Data START

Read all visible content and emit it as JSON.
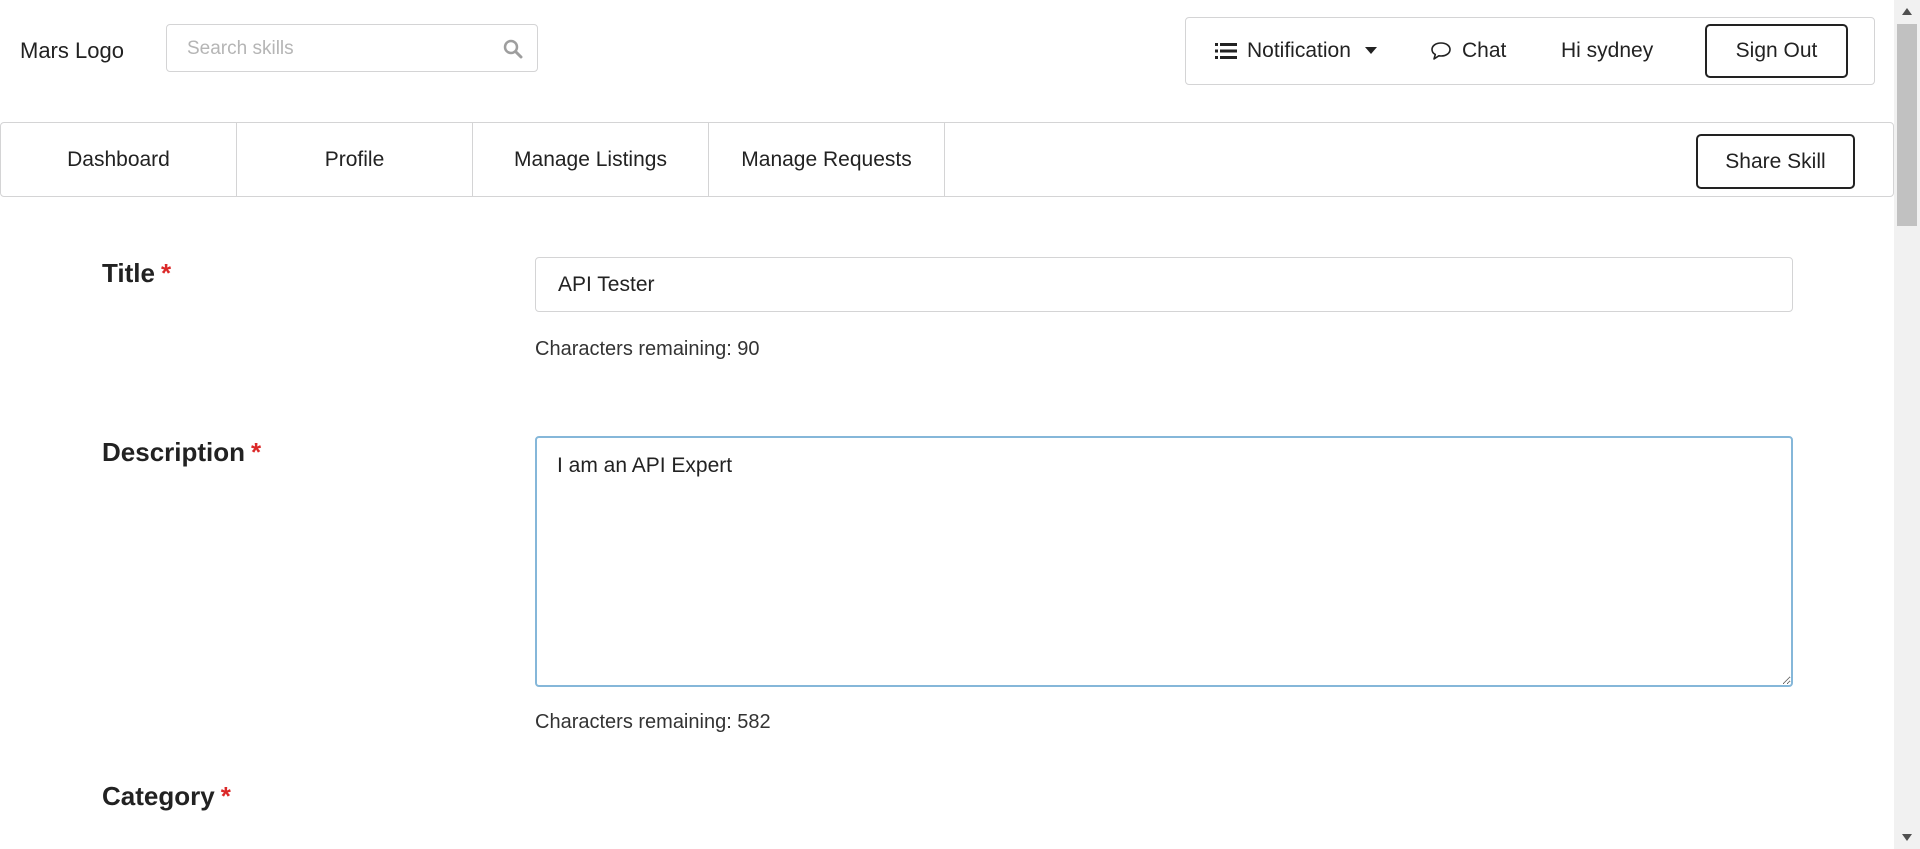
{
  "header": {
    "logo_text": "Mars Logo",
    "search": {
      "placeholder": "Search skills",
      "value": ""
    },
    "user_menu": {
      "notification_label": "Notification",
      "chat_label": "Chat",
      "greeting": "Hi sydney",
      "sign_out_label": "Sign Out"
    }
  },
  "nav": {
    "tabs": [
      {
        "label": "Dashboard"
      },
      {
        "label": "Profile"
      },
      {
        "label": "Manage Listings"
      },
      {
        "label": "Manage Requests"
      }
    ],
    "share_skill_label": "Share Skill"
  },
  "form": {
    "required_marker": "*",
    "title": {
      "label": "Title",
      "value": "API Tester",
      "hint": "Characters remaining: 90"
    },
    "description": {
      "label": "Description",
      "value": "I am an API Expert",
      "hint": "Characters remaining: 582"
    },
    "category": {
      "label": "Category"
    }
  },
  "colors": {
    "required": "#db2828",
    "focus_border": "#85b7d9",
    "border": "#d4d4d5"
  }
}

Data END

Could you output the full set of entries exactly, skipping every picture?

• [Response below]:
Read all visible content and emit it as JSON.
{
  "header": {
    "logo_text": "Mars Logo",
    "search": {
      "placeholder": "Search skills",
      "value": ""
    },
    "user_menu": {
      "notification_label": "Notification",
      "chat_label": "Chat",
      "greeting": "Hi sydney",
      "sign_out_label": "Sign Out"
    }
  },
  "nav": {
    "tabs": [
      {
        "label": "Dashboard"
      },
      {
        "label": "Profile"
      },
      {
        "label": "Manage Listings"
      },
      {
        "label": "Manage Requests"
      }
    ],
    "share_skill_label": "Share Skill"
  },
  "form": {
    "required_marker": "*",
    "title": {
      "label": "Title",
      "value": "API Tester",
      "hint": "Characters remaining: 90"
    },
    "description": {
      "label": "Description",
      "value": "I am an API Expert",
      "hint": "Characters remaining: 582"
    },
    "category": {
      "label": "Category"
    }
  },
  "colors": {
    "required": "#db2828",
    "focus_border": "#85b7d9",
    "border": "#d4d4d5"
  }
}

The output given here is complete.